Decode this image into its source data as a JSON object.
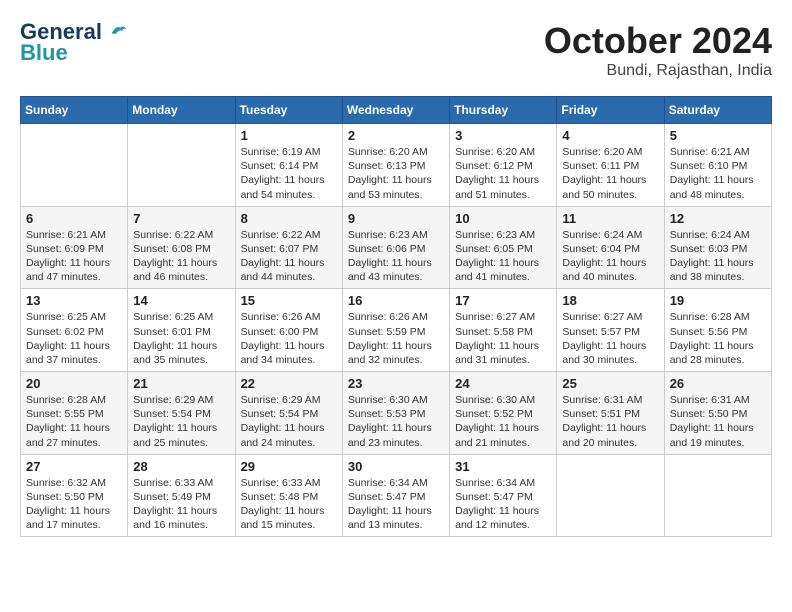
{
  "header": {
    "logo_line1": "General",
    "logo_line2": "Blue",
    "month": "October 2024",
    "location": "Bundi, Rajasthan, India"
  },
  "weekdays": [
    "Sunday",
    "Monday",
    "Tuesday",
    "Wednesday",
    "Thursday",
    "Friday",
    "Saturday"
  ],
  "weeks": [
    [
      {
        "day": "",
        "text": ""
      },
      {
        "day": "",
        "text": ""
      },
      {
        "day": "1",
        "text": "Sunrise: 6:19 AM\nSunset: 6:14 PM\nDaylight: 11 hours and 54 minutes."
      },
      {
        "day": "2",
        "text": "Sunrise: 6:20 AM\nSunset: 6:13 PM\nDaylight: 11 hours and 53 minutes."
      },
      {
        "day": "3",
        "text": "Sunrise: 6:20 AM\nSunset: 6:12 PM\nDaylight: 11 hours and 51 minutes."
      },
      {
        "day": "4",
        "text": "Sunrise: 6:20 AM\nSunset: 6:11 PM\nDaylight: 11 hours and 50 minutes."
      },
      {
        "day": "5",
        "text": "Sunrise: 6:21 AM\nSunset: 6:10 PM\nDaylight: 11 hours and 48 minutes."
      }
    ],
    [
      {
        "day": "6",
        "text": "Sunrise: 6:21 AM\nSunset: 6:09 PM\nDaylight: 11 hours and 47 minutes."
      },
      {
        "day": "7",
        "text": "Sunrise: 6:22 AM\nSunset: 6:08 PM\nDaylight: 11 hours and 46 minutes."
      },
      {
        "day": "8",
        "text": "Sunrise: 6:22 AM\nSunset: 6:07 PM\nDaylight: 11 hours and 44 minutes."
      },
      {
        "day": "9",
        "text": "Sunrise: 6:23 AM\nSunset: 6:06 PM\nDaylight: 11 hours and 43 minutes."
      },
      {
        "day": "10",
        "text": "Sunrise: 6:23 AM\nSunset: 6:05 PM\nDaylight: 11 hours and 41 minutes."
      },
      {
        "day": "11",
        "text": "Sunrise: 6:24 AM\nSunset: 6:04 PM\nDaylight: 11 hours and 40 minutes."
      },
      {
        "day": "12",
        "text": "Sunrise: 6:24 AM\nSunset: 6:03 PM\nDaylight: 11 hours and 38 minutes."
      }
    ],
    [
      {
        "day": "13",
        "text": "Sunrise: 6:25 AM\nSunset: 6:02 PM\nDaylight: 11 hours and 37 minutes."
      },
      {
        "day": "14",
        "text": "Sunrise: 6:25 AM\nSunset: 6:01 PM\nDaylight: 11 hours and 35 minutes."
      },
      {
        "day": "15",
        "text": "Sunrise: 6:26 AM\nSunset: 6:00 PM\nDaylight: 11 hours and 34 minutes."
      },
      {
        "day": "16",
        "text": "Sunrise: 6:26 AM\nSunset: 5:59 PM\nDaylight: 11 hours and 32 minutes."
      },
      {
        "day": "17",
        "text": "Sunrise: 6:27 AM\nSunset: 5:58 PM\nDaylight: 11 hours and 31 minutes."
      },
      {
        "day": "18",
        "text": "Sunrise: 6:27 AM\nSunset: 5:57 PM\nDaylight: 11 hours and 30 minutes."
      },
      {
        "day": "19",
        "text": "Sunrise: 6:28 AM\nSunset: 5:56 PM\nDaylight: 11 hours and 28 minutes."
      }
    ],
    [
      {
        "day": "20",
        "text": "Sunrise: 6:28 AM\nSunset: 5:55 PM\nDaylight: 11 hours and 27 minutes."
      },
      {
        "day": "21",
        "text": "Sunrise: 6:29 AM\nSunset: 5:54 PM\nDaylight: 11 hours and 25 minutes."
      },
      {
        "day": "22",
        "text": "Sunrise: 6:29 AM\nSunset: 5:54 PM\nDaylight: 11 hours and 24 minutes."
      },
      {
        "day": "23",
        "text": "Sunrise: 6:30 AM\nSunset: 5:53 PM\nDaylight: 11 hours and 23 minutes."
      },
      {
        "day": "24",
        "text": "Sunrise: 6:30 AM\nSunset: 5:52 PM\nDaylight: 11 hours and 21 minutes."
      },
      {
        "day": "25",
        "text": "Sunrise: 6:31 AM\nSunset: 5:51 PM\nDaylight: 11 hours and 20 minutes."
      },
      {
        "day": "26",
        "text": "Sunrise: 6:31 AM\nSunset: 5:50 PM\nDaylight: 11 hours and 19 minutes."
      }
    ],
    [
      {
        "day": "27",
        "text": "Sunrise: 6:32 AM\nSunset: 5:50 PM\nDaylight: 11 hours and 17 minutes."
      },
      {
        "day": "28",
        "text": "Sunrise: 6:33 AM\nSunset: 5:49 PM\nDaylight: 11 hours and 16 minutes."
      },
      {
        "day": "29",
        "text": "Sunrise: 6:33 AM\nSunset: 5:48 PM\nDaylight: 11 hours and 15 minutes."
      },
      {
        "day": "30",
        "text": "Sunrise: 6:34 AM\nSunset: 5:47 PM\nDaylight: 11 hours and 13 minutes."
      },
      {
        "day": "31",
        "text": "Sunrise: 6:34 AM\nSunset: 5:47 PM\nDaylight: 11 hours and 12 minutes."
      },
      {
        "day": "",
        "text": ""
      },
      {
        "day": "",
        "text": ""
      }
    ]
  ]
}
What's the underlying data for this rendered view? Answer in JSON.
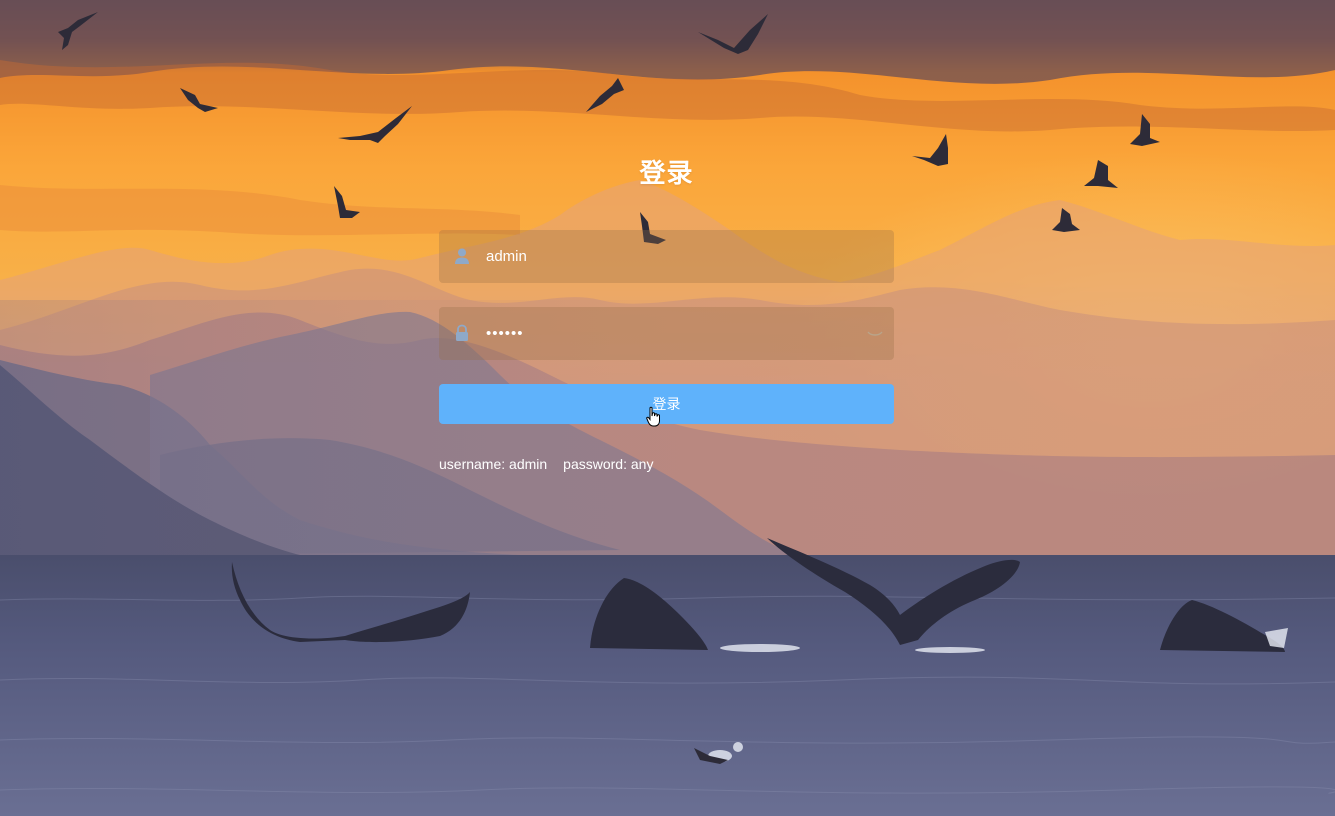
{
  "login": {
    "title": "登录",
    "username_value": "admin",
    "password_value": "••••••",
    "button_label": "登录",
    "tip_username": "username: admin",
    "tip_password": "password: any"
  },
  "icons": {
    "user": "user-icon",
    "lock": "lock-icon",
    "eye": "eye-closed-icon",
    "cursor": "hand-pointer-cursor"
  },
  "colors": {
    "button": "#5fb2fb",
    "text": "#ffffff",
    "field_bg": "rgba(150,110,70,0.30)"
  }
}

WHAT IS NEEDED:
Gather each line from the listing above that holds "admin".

SOLUTION FOR THIS EXERCISE:
    "username_value": "admin",
    "tip_username": "username: admin",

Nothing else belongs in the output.